◆ Exercise brief
Extract, from the records beneath this instruction, each line that contains the word "glyph".

◆ Data for processing
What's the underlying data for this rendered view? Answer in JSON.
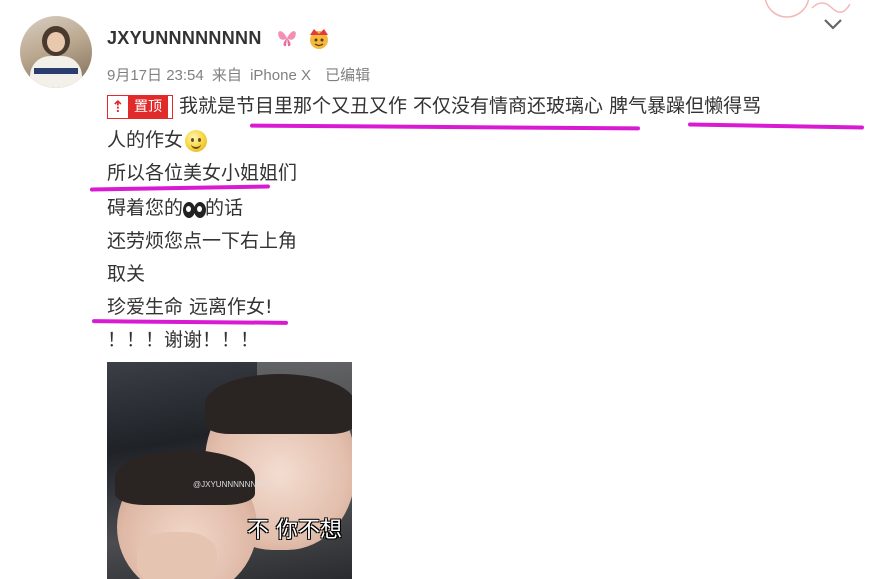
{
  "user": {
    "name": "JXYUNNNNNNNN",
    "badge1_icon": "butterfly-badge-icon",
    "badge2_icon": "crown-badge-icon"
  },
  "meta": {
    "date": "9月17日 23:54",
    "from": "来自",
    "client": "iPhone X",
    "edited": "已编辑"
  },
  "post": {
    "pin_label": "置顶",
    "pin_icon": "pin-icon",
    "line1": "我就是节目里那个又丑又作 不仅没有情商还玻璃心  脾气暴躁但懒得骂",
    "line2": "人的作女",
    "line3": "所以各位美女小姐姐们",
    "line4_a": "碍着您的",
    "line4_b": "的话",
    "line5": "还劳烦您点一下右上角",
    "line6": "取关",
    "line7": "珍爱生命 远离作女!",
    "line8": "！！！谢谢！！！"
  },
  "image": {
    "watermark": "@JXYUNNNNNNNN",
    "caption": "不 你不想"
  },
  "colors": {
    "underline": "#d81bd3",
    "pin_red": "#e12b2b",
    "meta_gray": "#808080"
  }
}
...
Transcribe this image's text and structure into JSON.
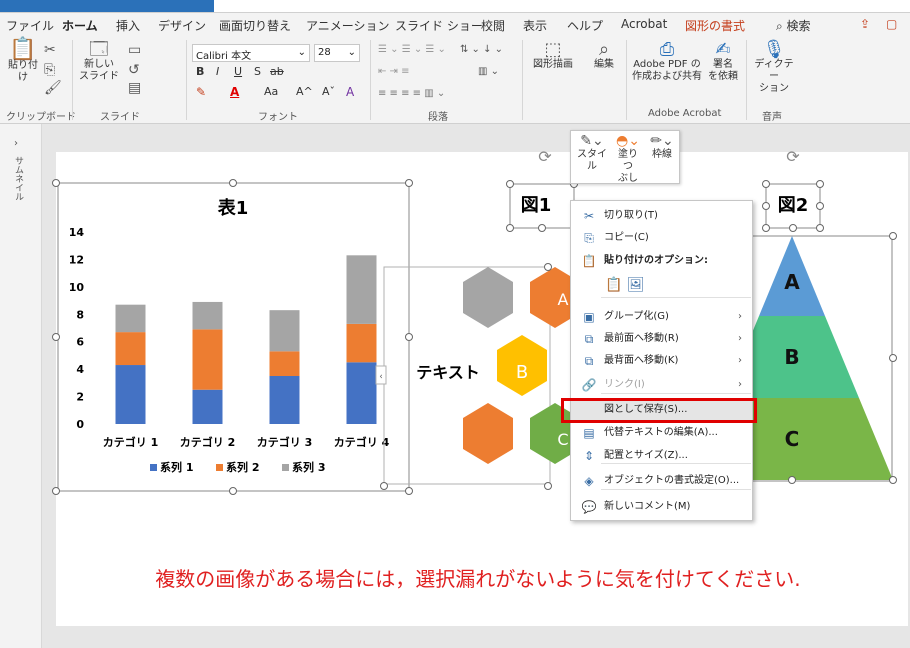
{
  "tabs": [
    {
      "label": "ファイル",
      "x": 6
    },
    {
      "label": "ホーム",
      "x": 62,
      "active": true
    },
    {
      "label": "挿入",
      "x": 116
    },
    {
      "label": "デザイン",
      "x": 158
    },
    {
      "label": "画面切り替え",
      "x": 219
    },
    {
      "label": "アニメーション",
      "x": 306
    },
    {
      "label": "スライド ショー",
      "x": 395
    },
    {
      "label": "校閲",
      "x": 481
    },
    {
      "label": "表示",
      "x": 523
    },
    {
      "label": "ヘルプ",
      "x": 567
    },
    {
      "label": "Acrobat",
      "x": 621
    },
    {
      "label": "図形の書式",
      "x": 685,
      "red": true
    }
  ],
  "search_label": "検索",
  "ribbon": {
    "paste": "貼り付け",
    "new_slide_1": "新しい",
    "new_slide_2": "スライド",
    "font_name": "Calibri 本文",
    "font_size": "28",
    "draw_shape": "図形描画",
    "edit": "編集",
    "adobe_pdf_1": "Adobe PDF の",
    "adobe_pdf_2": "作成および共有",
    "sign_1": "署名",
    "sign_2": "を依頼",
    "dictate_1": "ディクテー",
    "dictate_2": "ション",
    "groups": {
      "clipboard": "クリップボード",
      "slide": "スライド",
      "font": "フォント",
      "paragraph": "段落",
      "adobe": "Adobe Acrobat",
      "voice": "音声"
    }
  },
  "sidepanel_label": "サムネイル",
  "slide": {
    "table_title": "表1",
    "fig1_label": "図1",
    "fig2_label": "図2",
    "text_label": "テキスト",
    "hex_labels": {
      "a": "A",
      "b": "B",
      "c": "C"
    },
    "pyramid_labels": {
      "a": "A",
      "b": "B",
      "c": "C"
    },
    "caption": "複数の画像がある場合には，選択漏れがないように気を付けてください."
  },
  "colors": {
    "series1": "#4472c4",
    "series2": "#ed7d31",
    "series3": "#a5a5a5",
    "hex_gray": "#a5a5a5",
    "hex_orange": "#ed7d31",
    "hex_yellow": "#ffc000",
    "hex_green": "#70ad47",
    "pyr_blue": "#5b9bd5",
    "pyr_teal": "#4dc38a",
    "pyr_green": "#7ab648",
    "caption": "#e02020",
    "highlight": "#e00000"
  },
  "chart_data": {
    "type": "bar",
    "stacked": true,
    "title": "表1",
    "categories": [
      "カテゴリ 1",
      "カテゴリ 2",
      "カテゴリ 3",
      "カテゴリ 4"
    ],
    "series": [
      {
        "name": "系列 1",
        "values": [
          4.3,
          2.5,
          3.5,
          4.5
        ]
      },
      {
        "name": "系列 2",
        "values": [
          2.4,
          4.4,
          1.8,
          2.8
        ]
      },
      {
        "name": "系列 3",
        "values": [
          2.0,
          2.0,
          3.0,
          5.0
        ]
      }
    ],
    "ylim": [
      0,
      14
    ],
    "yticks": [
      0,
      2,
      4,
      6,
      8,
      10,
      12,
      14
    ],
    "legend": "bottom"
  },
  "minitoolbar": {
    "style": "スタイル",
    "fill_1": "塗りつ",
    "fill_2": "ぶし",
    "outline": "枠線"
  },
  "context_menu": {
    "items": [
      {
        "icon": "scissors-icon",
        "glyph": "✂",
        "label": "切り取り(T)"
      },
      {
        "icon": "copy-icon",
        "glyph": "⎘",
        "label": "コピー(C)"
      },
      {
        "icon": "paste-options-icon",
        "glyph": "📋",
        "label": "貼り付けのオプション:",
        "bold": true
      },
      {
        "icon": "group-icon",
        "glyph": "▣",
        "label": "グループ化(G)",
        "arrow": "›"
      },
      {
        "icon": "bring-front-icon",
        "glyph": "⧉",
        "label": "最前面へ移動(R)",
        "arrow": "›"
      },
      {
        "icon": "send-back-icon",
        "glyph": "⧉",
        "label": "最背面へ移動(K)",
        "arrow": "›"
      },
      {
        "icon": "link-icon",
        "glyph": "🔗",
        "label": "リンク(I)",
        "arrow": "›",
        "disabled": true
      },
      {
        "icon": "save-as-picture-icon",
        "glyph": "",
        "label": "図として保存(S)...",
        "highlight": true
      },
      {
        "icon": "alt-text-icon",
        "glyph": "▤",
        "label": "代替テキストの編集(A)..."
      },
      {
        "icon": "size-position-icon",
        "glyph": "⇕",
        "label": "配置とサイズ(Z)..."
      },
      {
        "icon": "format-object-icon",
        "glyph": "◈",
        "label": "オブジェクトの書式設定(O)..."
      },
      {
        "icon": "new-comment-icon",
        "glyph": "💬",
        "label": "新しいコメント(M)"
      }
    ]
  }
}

◆ Task result
        "glyph": "✂",
        "glyph": "⎘",
        "glyph": "📋",
        "glyph": "▣",
        "glyph": "⧉",
        "glyph": "⧉",
        "glyph": "🔗",
        "glyph": "",
        "glyph": "▤",
        "glyph": "⇕",
        "glyph": "◈",
        "glyph": "💬",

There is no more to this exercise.